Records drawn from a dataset
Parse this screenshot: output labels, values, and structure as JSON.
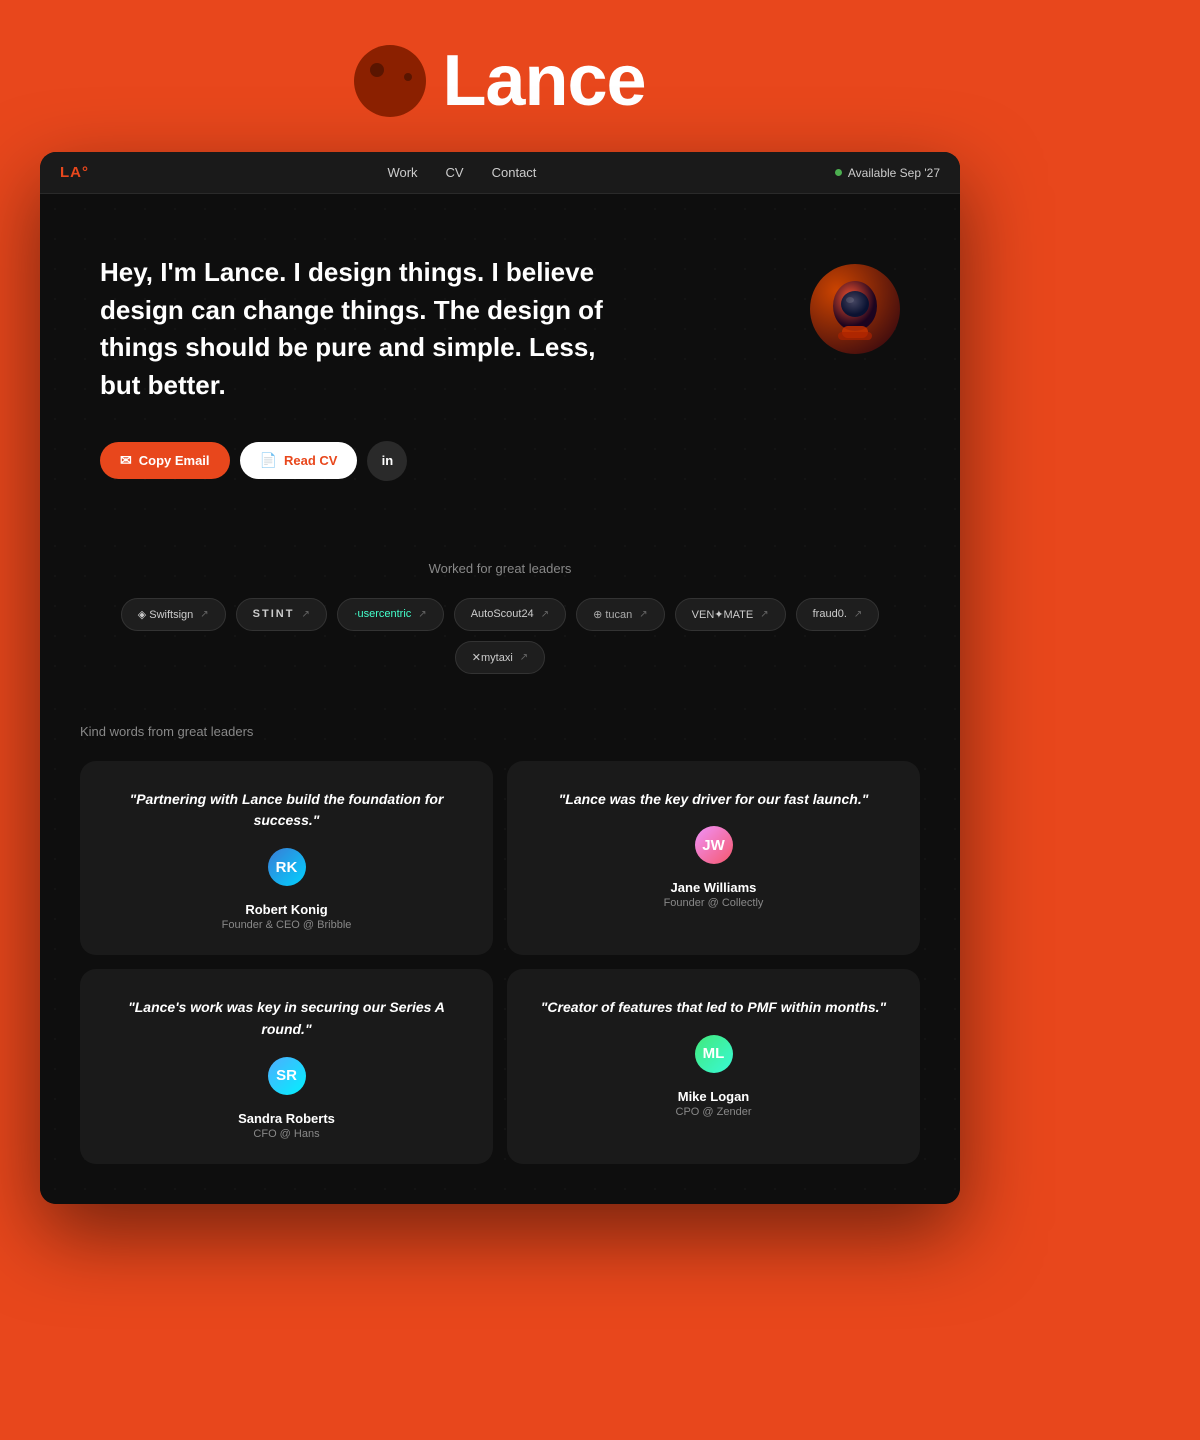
{
  "app": {
    "title": "Lance",
    "logo_alt": "Lance planet logo"
  },
  "nav": {
    "logo": "LA°",
    "links": [
      "Work",
      "CV",
      "Contact"
    ],
    "availability": "Available Sep '27"
  },
  "hero": {
    "headline": "Hey, I'm Lance. I design things. I believe design can change things. The design of things should be pure and simple. Less, but better.",
    "cta_copy_email": "Copy Email",
    "cta_read_cv": "Read CV",
    "cta_linkedin": "in"
  },
  "companies": {
    "section_label": "Worked for great leaders",
    "items": [
      {
        "name": "Swiftsign"
      },
      {
        "name": "STINT"
      },
      {
        "name": "·usercentric"
      },
      {
        "name": "AutoScout24"
      },
      {
        "name": "tucan"
      },
      {
        "name": "VENMATE"
      },
      {
        "name": "fraud0."
      },
      {
        "name": "✕mytaxi"
      }
    ]
  },
  "testimonials": {
    "section_label": "Kind words from great leaders",
    "items": [
      {
        "quote": "\"Partnering with Lance build the foundation for success.\"",
        "author_name": "Robert Konig",
        "author_role": "Founder & CEO @ Bribble",
        "avatar_color": "av1"
      },
      {
        "quote": "\"Lance was the key driver for our fast launch.\"",
        "author_name": "Jane Williams",
        "author_role": "Founder @ Collectly",
        "avatar_color": "av2"
      },
      {
        "quote": "\"Lance's work was key in securing our Series A round.\"",
        "author_name": "Sandra Roberts",
        "author_role": "CFO @ Hans",
        "avatar_color": "av3"
      },
      {
        "quote": "\"Creator of features that led to PMF within months.\"",
        "author_name": "Mike Logan",
        "author_role": "CPO @ Zender",
        "avatar_color": "av4"
      }
    ]
  }
}
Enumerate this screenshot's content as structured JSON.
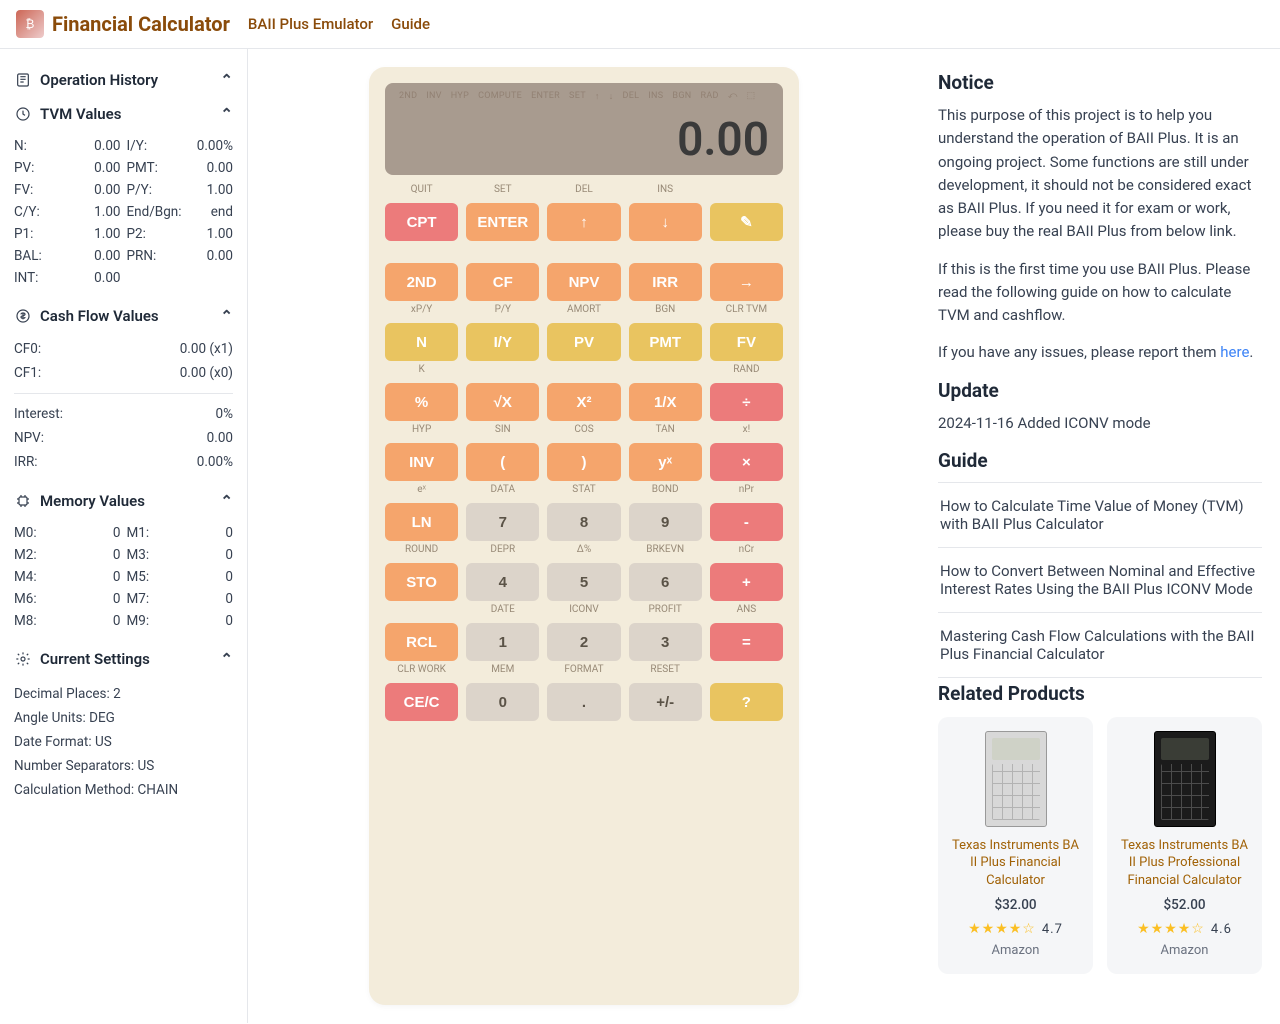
{
  "header": {
    "title": "Financial Calculator",
    "nav": [
      "BAII Plus Emulator",
      "Guide"
    ]
  },
  "sidebar": {
    "sections": {
      "history_title": "Operation History",
      "tvm_title": "TVM Values",
      "cashflow_title": "Cash Flow Values",
      "memory_title": "Memory Values",
      "settings_title": "Current Settings"
    },
    "tvm": [
      {
        "label": "N:",
        "value": "0.00"
      },
      {
        "label": "I/Y:",
        "value": "0.00%"
      },
      {
        "label": "PV:",
        "value": "0.00"
      },
      {
        "label": "PMT:",
        "value": "0.00"
      },
      {
        "label": "FV:",
        "value": "0.00"
      },
      {
        "label": "P/Y:",
        "value": "1.00"
      },
      {
        "label": "C/Y:",
        "value": "1.00"
      },
      {
        "label": "End/Bgn:",
        "value": "end"
      },
      {
        "label": "P1:",
        "value": "1.00"
      },
      {
        "label": "P2:",
        "value": "1.00"
      },
      {
        "label": "BAL:",
        "value": "0.00"
      },
      {
        "label": "PRN:",
        "value": "0.00"
      },
      {
        "label": "INT:",
        "value": "0.00"
      }
    ],
    "cashflow": {
      "cf0": {
        "label": "CF0:",
        "value": "0.00 (x1)"
      },
      "cf1": {
        "label": "CF1:",
        "value": "0.00 (x0)"
      },
      "interest": {
        "label": "Interest:",
        "value": "0%"
      },
      "npv": {
        "label": "NPV:",
        "value": "0.00"
      },
      "irr": {
        "label": "IRR:",
        "value": "0.00%"
      }
    },
    "memory": [
      {
        "label": "M0:",
        "value": "0"
      },
      {
        "label": "M1:",
        "value": "0"
      },
      {
        "label": "M2:",
        "value": "0"
      },
      {
        "label": "M3:",
        "value": "0"
      },
      {
        "label": "M4:",
        "value": "0"
      },
      {
        "label": "M5:",
        "value": "0"
      },
      {
        "label": "M6:",
        "value": "0"
      },
      {
        "label": "M7:",
        "value": "0"
      },
      {
        "label": "M8:",
        "value": "0"
      },
      {
        "label": "M9:",
        "value": "0"
      }
    ],
    "settings": [
      "Decimal Places: 2",
      "Angle Units: DEG",
      "Date Format: US",
      "Number Separators: US",
      "Calculation Method: CHAIN"
    ]
  },
  "calc": {
    "indicators": [
      "2ND",
      "INV",
      "HYP",
      "COMPUTE",
      "ENTER",
      "SET",
      "↑",
      "↓",
      "DEL",
      "INS",
      "BGN",
      "RAD",
      "⤺",
      "⬚"
    ],
    "display": "0.00",
    "rows": [
      {
        "sub": [
          "QUIT",
          "SET",
          "DEL",
          "INS",
          ""
        ],
        "keys": [
          {
            "label": "CPT",
            "cls": "red"
          },
          {
            "label": "ENTER",
            "cls": "orange"
          },
          {
            "label": "↑",
            "cls": "orange"
          },
          {
            "label": "↓",
            "cls": "orange"
          },
          {
            "label": "✎",
            "cls": "yellow"
          }
        ]
      },
      {
        "sub": [
          "",
          "",
          "",
          "",
          ""
        ],
        "keys": [
          {
            "label": "2ND",
            "cls": "orange"
          },
          {
            "label": "CF",
            "cls": "orange"
          },
          {
            "label": "NPV",
            "cls": "orange"
          },
          {
            "label": "IRR",
            "cls": "orange"
          },
          {
            "label": "→",
            "cls": "orange"
          }
        ]
      },
      {
        "sub": [
          "xP/Y",
          "P/Y",
          "AMORT",
          "BGN",
          "CLR TVM"
        ],
        "keys": [
          {
            "label": "N",
            "cls": "yellow"
          },
          {
            "label": "I/Y",
            "cls": "yellow"
          },
          {
            "label": "PV",
            "cls": "yellow"
          },
          {
            "label": "PMT",
            "cls": "yellow"
          },
          {
            "label": "FV",
            "cls": "yellow"
          }
        ]
      },
      {
        "sub": [
          "K",
          "",
          "",
          "",
          "RAND"
        ],
        "keys": [
          {
            "label": "%",
            "cls": "orange"
          },
          {
            "label": "√X",
            "cls": "orange"
          },
          {
            "label": "X²",
            "cls": "orange"
          },
          {
            "label": "1/X",
            "cls": "orange"
          },
          {
            "label": "÷",
            "cls": "red"
          }
        ]
      },
      {
        "sub": [
          "HYP",
          "SIN",
          "COS",
          "TAN",
          "x!"
        ],
        "keys": [
          {
            "label": "INV",
            "cls": "orange"
          },
          {
            "label": "(",
            "cls": "orange"
          },
          {
            "label": ")",
            "cls": "orange"
          },
          {
            "label": "yˣ",
            "cls": "orange"
          },
          {
            "label": "×",
            "cls": "red"
          }
        ]
      },
      {
        "sub": [
          "eˣ",
          "DATA",
          "STAT",
          "BOND",
          "nPr"
        ],
        "keys": [
          {
            "label": "LN",
            "cls": "orange"
          },
          {
            "label": "7",
            "cls": "gray"
          },
          {
            "label": "8",
            "cls": "gray"
          },
          {
            "label": "9",
            "cls": "gray"
          },
          {
            "label": "-",
            "cls": "red"
          }
        ]
      },
      {
        "sub": [
          "ROUND",
          "DEPR",
          "Δ%",
          "BRKEVN",
          "nCr"
        ],
        "keys": [
          {
            "label": "STO",
            "cls": "orange"
          },
          {
            "label": "4",
            "cls": "gray"
          },
          {
            "label": "5",
            "cls": "gray"
          },
          {
            "label": "6",
            "cls": "gray"
          },
          {
            "label": "+",
            "cls": "red"
          }
        ]
      },
      {
        "sub": [
          "",
          "DATE",
          "ICONV",
          "PROFIT",
          "ANS"
        ],
        "keys": [
          {
            "label": "RCL",
            "cls": "orange"
          },
          {
            "label": "1",
            "cls": "gray"
          },
          {
            "label": "2",
            "cls": "gray"
          },
          {
            "label": "3",
            "cls": "gray"
          },
          {
            "label": "=",
            "cls": "red"
          }
        ]
      },
      {
        "sub": [
          "CLR WORK",
          "MEM",
          "FORMAT",
          "RESET",
          ""
        ],
        "keys": [
          {
            "label": "CE/C",
            "cls": "red"
          },
          {
            "label": "0",
            "cls": "gray"
          },
          {
            "label": ".",
            "cls": "gray"
          },
          {
            "label": "+/-",
            "cls": "gray"
          },
          {
            "label": "?",
            "cls": "yellow"
          }
        ]
      }
    ]
  },
  "info": {
    "notice_title": "Notice",
    "notice_p1": "This purpose of this project is to help you understand the operation of BAII Plus. It is an ongoing project. Some functions are still under development, it should not be considered exact as BAII Plus. If you need it for exam or work, please buy the real BAII Plus from below link.",
    "notice_p2": "If this is the first time you use BAII Plus. Please read the following guide on how to calculate TVM and cashflow.",
    "notice_p3_pre": "If you have any issues, please report them ",
    "notice_p3_link": "here",
    "notice_p3_post": ".",
    "update_title": "Update",
    "update_text": "2024-11-16 Added ICONV mode",
    "guide_title": "Guide",
    "guides": [
      "How to Calculate Time Value of Money (TVM) with BAII Plus Calculator",
      "How to Convert Between Nominal and Effective Interest Rates Using the BAII Plus ICONV Mode",
      "Mastering Cash Flow Calculations with the BAII Plus Financial Calculator"
    ],
    "products_title": "Related Products",
    "products": [
      {
        "name": "Texas Instruments BA II Plus Financial Calculator",
        "price": "$32.00",
        "rating": "4.7",
        "seller": "Amazon",
        "style": "light"
      },
      {
        "name": "Texas Instruments BA II Plus Professional Financial Calculator",
        "price": "$52.00",
        "rating": "4.6",
        "seller": "Amazon",
        "style": "dark"
      }
    ]
  }
}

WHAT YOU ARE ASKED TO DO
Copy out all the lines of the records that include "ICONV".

TASK RESULT
          "ICONV",
    "update_text": "2024-11-16 Added ICONV mode",
      "How to Convert Between Nominal and Effective Interest Rates Using the BAII Plus ICONV Mode",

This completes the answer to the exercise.